=== Data records for software interfaces ===
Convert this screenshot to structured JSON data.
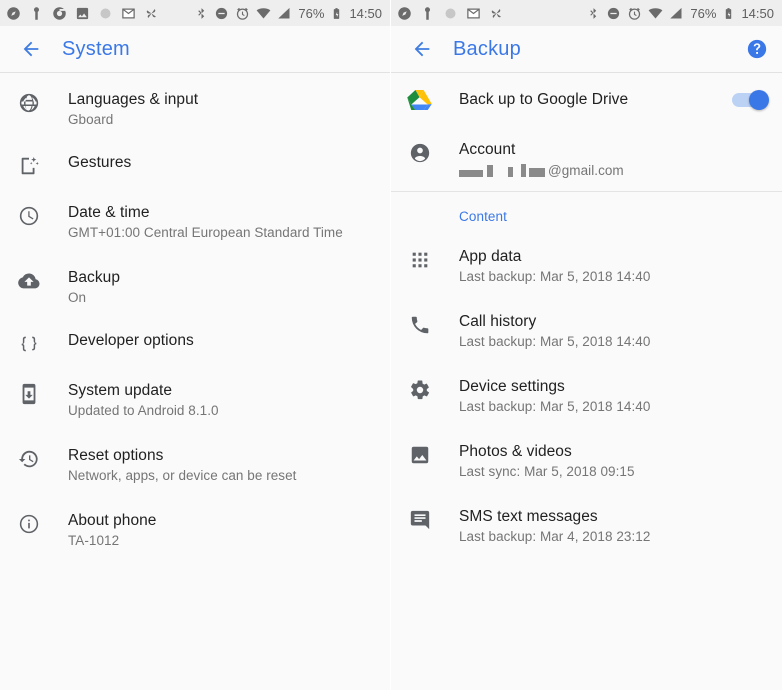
{
  "status_bar": {
    "left_icons": [
      "compass-icon",
      "keyhole-icon",
      "chrome-icon",
      "photo-icon",
      "circle-icon",
      "mail-icon",
      "pinwheel-icon"
    ],
    "right_icons": [
      "bluetooth-icon",
      "do-not-disturb-icon",
      "alarm-icon",
      "wifi-icon",
      "signal-icon"
    ],
    "battery_percent": "76%",
    "battery_icon": "battery-charging-icon",
    "time": "14:50"
  },
  "left_screen": {
    "appbar": {
      "back_icon": "arrow-back-icon",
      "title": "System"
    },
    "items": [
      {
        "icon": "globe-icon",
        "title": "Languages & input",
        "sub": "Gboard"
      },
      {
        "icon": "gestures-icon",
        "title": "Gestures",
        "sub": ""
      },
      {
        "icon": "clock-icon",
        "title": "Date & time",
        "sub": "GMT+01:00 Central European Standard Time"
      },
      {
        "icon": "cloud-upload-icon",
        "title": "Backup",
        "sub": "On"
      },
      {
        "icon": "braces-icon",
        "title": "Developer options",
        "sub": ""
      },
      {
        "icon": "system-update-icon",
        "title": "System update",
        "sub": "Updated to Android 8.1.0"
      },
      {
        "icon": "history-icon",
        "title": "Reset options",
        "sub": "Network, apps, or device can be reset"
      },
      {
        "icon": "info-icon",
        "title": "About phone",
        "sub": "TA-1012"
      }
    ]
  },
  "right_screen": {
    "appbar": {
      "back_icon": "arrow-back-icon",
      "title": "Backup",
      "help_icon": "help-circle-icon"
    },
    "drive_row": {
      "icon": "google-drive-icon",
      "label": "Back up to Google Drive",
      "toggle_on": true
    },
    "account_row": {
      "icon": "account-circle-icon",
      "title": "Account",
      "email_suffix": "@gmail.com",
      "email_redacted": true
    },
    "content_section_label": "Content",
    "content_items": [
      {
        "icon": "apps-grid-icon",
        "title": "App data",
        "sub": "Last backup: Mar 5, 2018 14:40"
      },
      {
        "icon": "phone-icon",
        "title": "Call history",
        "sub": "Last backup: Mar 5, 2018 14:40"
      },
      {
        "icon": "settings-gear-icon",
        "title": "Device settings",
        "sub": "Last backup: Mar 5, 2018 14:40"
      },
      {
        "icon": "photo-icon",
        "title": "Photos & videos",
        "sub": "Last sync: Mar 5, 2018 09:15"
      },
      {
        "icon": "message-icon",
        "title": "SMS text messages",
        "sub": "Last backup: Mar 4, 2018 23:12"
      }
    ]
  },
  "colors": {
    "accent_blue": "#3b78e7",
    "background": "#fafafa",
    "statusbar_bg": "#eeeeee",
    "icon_gray": "#5f6368",
    "title_text": "#212121",
    "sub_text": "#757575"
  }
}
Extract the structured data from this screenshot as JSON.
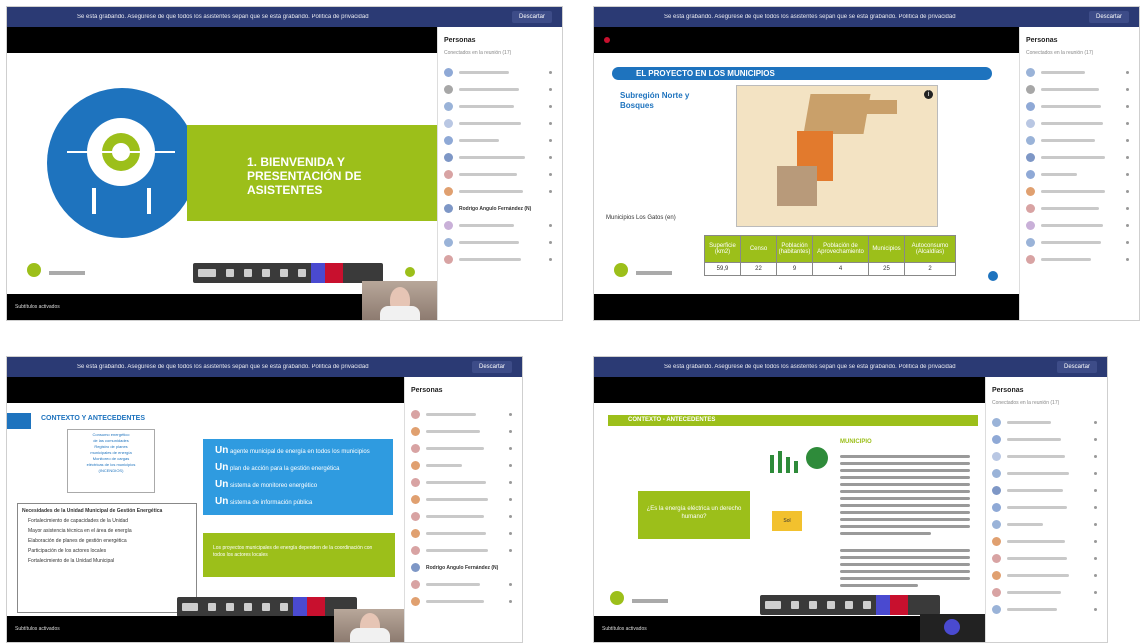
{
  "shots": {
    "s1": {
      "topbar_msg": "Se está grabando. Asegúrese de que todos los asistentes sepan que se está grabando. Política de privacidad",
      "topbar_btn": "Descartar",
      "slide_title": "1. BIENVENIDA Y PRESENTACIÓN DE ASISTENTES",
      "panel_title": "Personas",
      "panel_sub": "Conectados en la reunión (17)",
      "highlight_name": "Rodrigo Angulo Fernández (N)",
      "bottom_text": "Subtítulos activados"
    },
    "s2": {
      "slide_header": "EL PROYECTO EN LOS MUNICIPIOS",
      "subtitle": "Subregión Norte y Bosques",
      "map_caption": "Municipios Los Gatos (en)",
      "table_headers": [
        "Superficie (km2)",
        "Censo",
        "Población (habitantes)",
        "Población de Aprovechamiento",
        "Municipios",
        "Autoconsumo (Alcaldías)"
      ],
      "table_values": [
        "59,9",
        "22",
        "9",
        "4",
        "25",
        "2"
      ],
      "panel_title": "Personas",
      "panel_sub": "Conectados en la reunión (17)"
    },
    "s3": {
      "slide_header": "CONTEXTO Y ANTECEDENTES",
      "box_lines": [
        "Consumo energético",
        "de las comunidades",
        "Registro de planes",
        "municipales de energía",
        "Monitoreo de cargas",
        "eléctricas de los municipios",
        "(INCENDIOS)"
      ],
      "bullets": [
        {
          "lead": "Un",
          "text": "agente municipal de energía en todos los municipios"
        },
        {
          "lead": "Un",
          "text": "plan de acción para la gestión energética"
        },
        {
          "lead": "Un",
          "text": "sistema de monitoreo energético"
        },
        {
          "lead": "Un",
          "text": "sistema de información pública"
        }
      ],
      "green_text": "Los proyectos municipales de energía dependen de la coordinación con todos los actores locales",
      "list_title": "Necesidades de la Unidad Municipal de Gestión Energética",
      "list_items": [
        "Fortalecimiento de capacidades de la Unidad",
        "Mayor asistencia técnica en el área de energía",
        "Elaboración de planes de gestión energética",
        "Participación de los actores locales",
        "Fortalecimiento de la Unidad Municipal"
      ],
      "panel_title": "Personas",
      "highlight_name": "Rodrigo Angulo Fernández (N)",
      "bottom_text": "Subtítulos activados"
    },
    "s4": {
      "slide_header": "CONTEXTO - ANTECEDENTES",
      "green_box": "¿Es la energía eléctrica un derecho humano?",
      "heading": "MUNICIPIO",
      "paragraph_lines": 14,
      "yellow_badge": "Sol",
      "panel_title": "Personas",
      "panel_sub": "Conectados en la reunión (17)",
      "bottom_text": "Subtítulos activados"
    }
  },
  "colors": {
    "teams_topbar": "#2b3a74",
    "slide_green": "#9cbf1a",
    "slide_blue": "#1e73be",
    "end_call_red": "#c8102e"
  }
}
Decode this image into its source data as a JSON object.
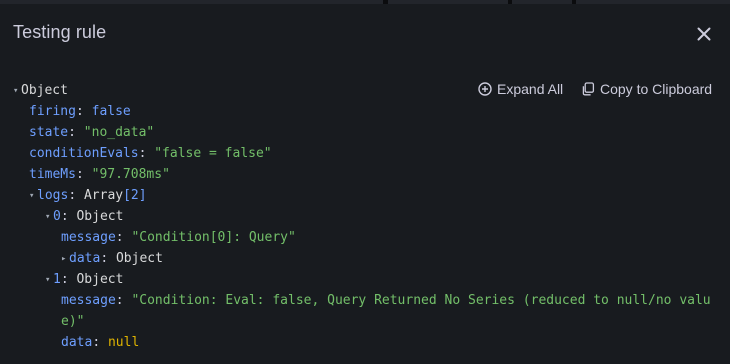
{
  "modal": {
    "title": "Testing rule",
    "close_icon": "close-icon"
  },
  "toolbar": {
    "expand_all_label": "Expand All",
    "copy_label": "Copy to Clipboard",
    "expand_icon": "plus-circle-icon",
    "copy_icon": "copy-icon"
  },
  "tree": {
    "root_type": "Object",
    "firing": {
      "key": "firing",
      "value": "false"
    },
    "state": {
      "key": "state",
      "value": "\"no_data\""
    },
    "conditionEvals": {
      "key": "conditionEvals",
      "value": "\"false = false\""
    },
    "timeMs": {
      "key": "timeMs",
      "value": "\"97.708ms\""
    },
    "logs": {
      "key": "logs",
      "type": "Array",
      "count": "[2]"
    },
    "log0": {
      "index": "0",
      "type": "Object",
      "message_key": "message",
      "message_value": "\"Condition[0]: Query\"",
      "data_key": "data",
      "data_type": "Object"
    },
    "log1": {
      "index": "1",
      "type": "Object",
      "message_key": "message",
      "message_value_line1": "\"Condition: Eval: false, Query Returned No Series (reduced to null/no valu",
      "message_value_line2": "e)\"",
      "data_key": "data",
      "data_value": "null"
    }
  }
}
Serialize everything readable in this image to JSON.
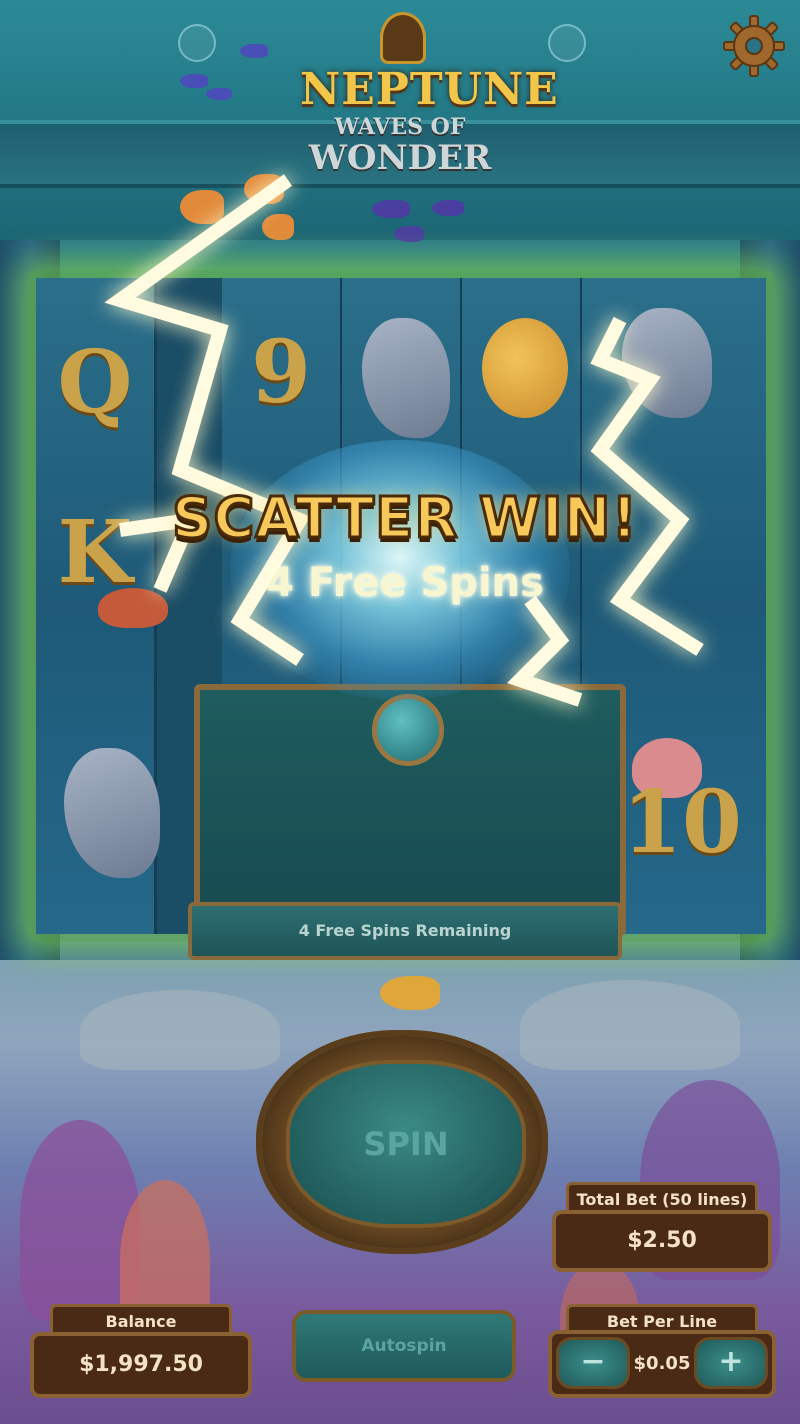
{
  "logo": {
    "line1": "NEPTUNE",
    "line2": "WAVES OF",
    "line3": "WONDER"
  },
  "icons": {
    "settings": "gear-icon"
  },
  "scatter": {
    "title": "SCATTER WIN!",
    "subtitle": "4 Free Spins"
  },
  "reels": {
    "visible_symbols": [
      "Q",
      "9",
      "K",
      "10"
    ]
  },
  "free_spins": {
    "status": "4 Free Spins Remaining"
  },
  "spin": {
    "label": "SPIN"
  },
  "autospin": {
    "label": "Autospin"
  },
  "total_bet": {
    "label": "Total Bet (50 lines)",
    "value": "$2.50"
  },
  "balance": {
    "label": "Balance",
    "value": "$1,997.50"
  },
  "bet_per_line": {
    "label": "Bet Per Line",
    "value": "$0.05",
    "minus": "−",
    "plus": "+"
  },
  "colors": {
    "accent_gold": "#f6c95a",
    "panel_brown": "#4a2a14",
    "reel_glow": "#8cdc46"
  }
}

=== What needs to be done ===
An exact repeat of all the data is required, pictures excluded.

=== Exercise answer ===
Convert this screenshot to structured JSON data.
{
  "status_bar": {
    "left_icons": [
      "compass-icon",
      "keyhole-icon",
      "chrome-icon",
      "photo-icon",
      "circle-icon",
      "mail-icon",
      "pinwheel-icon"
    ],
    "right_icons": [
      "bluetooth-icon",
      "do-not-disturb-icon",
      "alarm-icon",
      "wifi-icon",
      "signal-icon"
    ],
    "battery_percent": "76%",
    "battery_icon": "battery-charging-icon",
    "time": "14:50"
  },
  "left_screen": {
    "appbar": {
      "back_icon": "arrow-back-icon",
      "title": "System"
    },
    "items": [
      {
        "icon": "globe-icon",
        "title": "Languages & input",
        "sub": "Gboard"
      },
      {
        "icon": "gestures-icon",
        "title": "Gestures",
        "sub": ""
      },
      {
        "icon": "clock-icon",
        "title": "Date & time",
        "sub": "GMT+01:00 Central European Standard Time"
      },
      {
        "icon": "cloud-upload-icon",
        "title": "Backup",
        "sub": "On"
      },
      {
        "icon": "braces-icon",
        "title": "Developer options",
        "sub": ""
      },
      {
        "icon": "system-update-icon",
        "title": "System update",
        "sub": "Updated to Android 8.1.0"
      },
      {
        "icon": "history-icon",
        "title": "Reset options",
        "sub": "Network, apps, or device can be reset"
      },
      {
        "icon": "info-icon",
        "title": "About phone",
        "sub": "TA-1012"
      }
    ]
  },
  "right_screen": {
    "appbar": {
      "back_icon": "arrow-back-icon",
      "title": "Backup",
      "help_icon": "help-circle-icon"
    },
    "drive_row": {
      "icon": "google-drive-icon",
      "label": "Back up to Google Drive",
      "toggle_on": true
    },
    "account_row": {
      "icon": "account-circle-icon",
      "title": "Account",
      "email_suffix": "@gmail.com",
      "email_redacted": true
    },
    "content_section_label": "Content",
    "content_items": [
      {
        "icon": "apps-grid-icon",
        "title": "App data",
        "sub": "Last backup: Mar 5, 2018 14:40"
      },
      {
        "icon": "phone-icon",
        "title": "Call history",
        "sub": "Last backup: Mar 5, 2018 14:40"
      },
      {
        "icon": "settings-gear-icon",
        "title": "Device settings",
        "sub": "Last backup: Mar 5, 2018 14:40"
      },
      {
        "icon": "photo-icon",
        "title": "Photos & videos",
        "sub": "Last sync: Mar 5, 2018 09:15"
      },
      {
        "icon": "message-icon",
        "title": "SMS text messages",
        "sub": "Last backup: Mar 4, 2018 23:12"
      }
    ]
  },
  "colors": {
    "accent_blue": "#3b78e7",
    "background": "#fafafa",
    "statusbar_bg": "#eeeeee",
    "icon_gray": "#5f6368",
    "title_text": "#212121",
    "sub_text": "#757575"
  }
}
Extract the structured data from this screenshot as JSON.
{
  "shots": {
    "s1": {
      "topbar_msg": "Se está grabando. Asegúrese de que todos los asistentes sepan que se está grabando. Política de privacidad",
      "topbar_btn": "Descartar",
      "slide_title": "1. BIENVENIDA Y PRESENTACIÓN DE ASISTENTES",
      "panel_title": "Personas",
      "panel_sub": "Conectados en la reunión (17)",
      "highlight_name": "Rodrigo Angulo Fernández (N)",
      "bottom_text": "Subtítulos activados"
    },
    "s2": {
      "slide_header": "EL PROYECTO EN LOS MUNICIPIOS",
      "subtitle": "Subregión Norte y Bosques",
      "map_caption": "Municipios Los Gatos (en)",
      "table_headers": [
        "Superficie (km2)",
        "Censo",
        "Población (habitantes)",
        "Población de Aprovechamiento",
        "Municipios",
        "Autoconsumo (Alcaldías)"
      ],
      "table_values": [
        "59,9",
        "22",
        "9",
        "4",
        "25",
        "2"
      ],
      "panel_title": "Personas",
      "panel_sub": "Conectados en la reunión (17)"
    },
    "s3": {
      "slide_header": "CONTEXTO Y ANTECEDENTES",
      "box_lines": [
        "Consumo energético",
        "de las comunidades",
        "Registro de planes",
        "municipales de energía",
        "Monitoreo de cargas",
        "eléctricas de los municipios",
        "(INCENDIOS)"
      ],
      "bullets": [
        {
          "lead": "Un",
          "text": "agente municipal de energía en todos los municipios"
        },
        {
          "lead": "Un",
          "text": "plan de acción para la gestión energética"
        },
        {
          "lead": "Un",
          "text": "sistema de monitoreo energético"
        },
        {
          "lead": "Un",
          "text": "sistema de información pública"
        }
      ],
      "green_text": "Los proyectos municipales de energía dependen de la coordinación con todos los actores locales",
      "list_title": "Necesidades de la Unidad Municipal de Gestión Energética",
      "list_items": [
        "Fortalecimiento de capacidades de la Unidad",
        "Mayor asistencia técnica en el área de energía",
        "Elaboración de planes de gestión energética",
        "Participación de los actores locales",
        "Fortalecimiento de la Unidad Municipal"
      ],
      "panel_title": "Personas",
      "highlight_name": "Rodrigo Angulo Fernández (N)",
      "bottom_text": "Subtítulos activados"
    },
    "s4": {
      "slide_header": "CONTEXTO - ANTECEDENTES",
      "green_box": "¿Es la energía eléctrica un derecho humano?",
      "heading": "MUNICIPIO",
      "paragraph_lines": 14,
      "yellow_badge": "Sol",
      "panel_title": "Personas",
      "panel_sub": "Conectados en la reunión (17)",
      "bottom_text": "Subtítulos activados"
    }
  },
  "colors": {
    "teams_topbar": "#2b3a74",
    "slide_green": "#9cbf1a",
    "slide_blue": "#1e73be",
    "end_call_red": "#c8102e"
  }
}
Decode this image into its source data as a JSON object.
{
  "modal": {
    "title": "Testing rule",
    "close_icon": "close-icon"
  },
  "toolbar": {
    "expand_all_label": "Expand All",
    "copy_label": "Copy to Clipboard",
    "expand_icon": "plus-circle-icon",
    "copy_icon": "copy-icon"
  },
  "tree": {
    "root_type": "Object",
    "firing": {
      "key": "firing",
      "value": "false"
    },
    "state": {
      "key": "state",
      "value": "\"no_data\""
    },
    "conditionEvals": {
      "key": "conditionEvals",
      "value": "\"false = false\""
    },
    "timeMs": {
      "key": "timeMs",
      "value": "\"97.708ms\""
    },
    "logs": {
      "key": "logs",
      "type": "Array",
      "count": "[2]"
    },
    "log0": {
      "index": "0",
      "type": "Object",
      "message_key": "message",
      "message_value": "\"Condition[0]: Query\"",
      "data_key": "data",
      "data_type": "Object"
    },
    "log1": {
      "index": "1",
      "type": "Object",
      "message_key": "message",
      "message_value_line1": "\"Condition: Eval: false, Query Returned No Series (reduced to null/no valu",
      "message_value_line2": "e)\"",
      "data_key": "data",
      "data_value": "null"
    }
  }
}
Serialize everything readable in this image to JSON.
{
  "logo": {
    "line1": "NEPTUNE",
    "line2": "WAVES OF",
    "line3": "WONDER"
  },
  "icons": {
    "settings": "gear-icon"
  },
  "scatter": {
    "title": "SCATTER WIN!",
    "subtitle": "4 Free Spins"
  },
  "reels": {
    "visible_symbols": [
      "Q",
      "9",
      "K",
      "10"
    ]
  },
  "free_spins": {
    "status": "4 Free Spins Remaining"
  },
  "spin": {
    "label": "SPIN"
  },
  "autospin": {
    "label": "Autospin"
  },
  "total_bet": {
    "label": "Total Bet (50 lines)",
    "value": "$2.50"
  },
  "balance": {
    "label": "Balance",
    "value": "$1,997.50"
  },
  "bet_per_line": {
    "label": "Bet Per Line",
    "value": "$0.05",
    "minus": "−",
    "plus": "+"
  },
  "colors": {
    "accent_gold": "#f6c95a",
    "panel_brown": "#4a2a14",
    "reel_glow": "#8cdc46"
  }
}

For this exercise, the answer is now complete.